To protect or not protect is the question

Published on: November 26, 2010

Blue Crab Sanctuary meeting


RUSKIN – Should a unique crustacean that’s an important link in the ecological chain, whose numbers suffer in drought conditions and which is prized on the plates of seafood lovers everywhere get protections to preserve it?

This is the question being posed by a local fisherman who has been up close and personal with this particular marine life for decades.

In fact, Gus Muench feels so strongly about preserving the little blue crab which rambles up and down the Florida west coast that he’s scheduled a public meeting to air the subject. He’s also drafted a signature petition to gauge public sentiment.

Muench, a Florida native who grew up in Tampa, learned to fish in the northern reaches of Tampa Bay with his dad and raised his family on the south shore of the Little Manatee River, has been crabbing with traps along the river for 30 plus years. He’s studied the small, tasty crustaceans first hand and studied about them. The result, he says firmly, is the conviction they’re being over-harvested. And if the delicious blue crab is to continue to grace restaurant menus in the future, it needs protections today, he adds.



He’s also willing to put his money where his mouth is. Muench believes a sort of sanctuary for the blue crab should be established east of I-75, with all commercial trapping eliminated in that area — including his own. Such a move would benefit not only the crab population but also boaters on the river, he adds, because removing all the traps in the narrowing river east of the roadway would make boating in the area safer and easier as well as enhance the natural beauty of the waterway.

Blue crabs, like shrimp, are detritus feeders, Muench explains. During years of substantial rains, sufficient supplies of matter wash into the river to decay and provide food for a healthy crab population. But, in drought conditions the crabs retreat upstream, looking for food sources where small streams empty into the river. And that should be their sanctuary; a place to rest, feed and grow undisturbed until they return downstream and to the waiting traps.

Muench admits he has no surveys beyond his own observations over a period of years to back his convictions but is convinced such a protection would preserve the blue crab population for the enjoyment of future generations. The crabber also notes that while Florida has no such blue crab protections in place at the present time, other states have taken such a step. Plus, he adds, Florida does protect many other types of marine life one way or another: manatees with go slow zones and power plant sanctuaries, numerous varieties of fish with season-only harvesting or lasting moratoriums on catching, shrimp and crawfish and oysters with closed seasons and/or maximum take limits.

While he’s not yet ready to take a position on Muench’s question, Dr. Ryan Gandy, a research scientist on the Florida Wildlife Commission staff in St. Petersburg, allows the blue crab of the fisherman’s harvesting area is both unique and ecologically valuable.

FWC has not conducted any studies or surveys that would substantiate Muench’s contention the blue crab population in the Little Manatee River area has diminished or radically fluctuated over time, Gandy notes.
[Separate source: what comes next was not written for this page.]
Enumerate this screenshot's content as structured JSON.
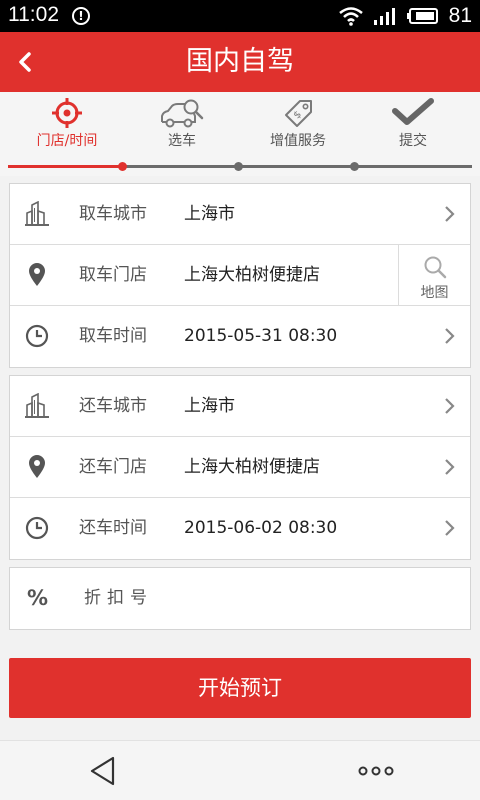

But, the agency has been able to demonstrate the crabs will migrate en masse hundreds of miles along the Florida west coast. This makes them unique, Gandy says, unlike other crab varieties and differentiated from other blues.

Moreover, the blue crab is both predator and prey, Gandy adds, feeding on other organisms and also becoming dinner for larger marine life. This fact makes the crab unarguably an important piece in the ecological chain, the scientist says.

Muench , currently a member of the FWC blue crab advisory committee, plans to open discussion of a sanctuary for the crustacean before the committee when it next meets in February.

And in response, Gandy says “we’re open to looking into it”.

Meanwhile, Muench wants to know if there’s public support for protecting the little crab with the big taste. It is such support, he suggests, that would go a long way toward bringing the FWC into the sanctuary camp. The public meeting is set for 6:30 PM, Wednesday, December 8, in the SouthShore Regional Library conference room, adjacent to 19th Avenue N.E.

Copyright 2010 Melody Jameson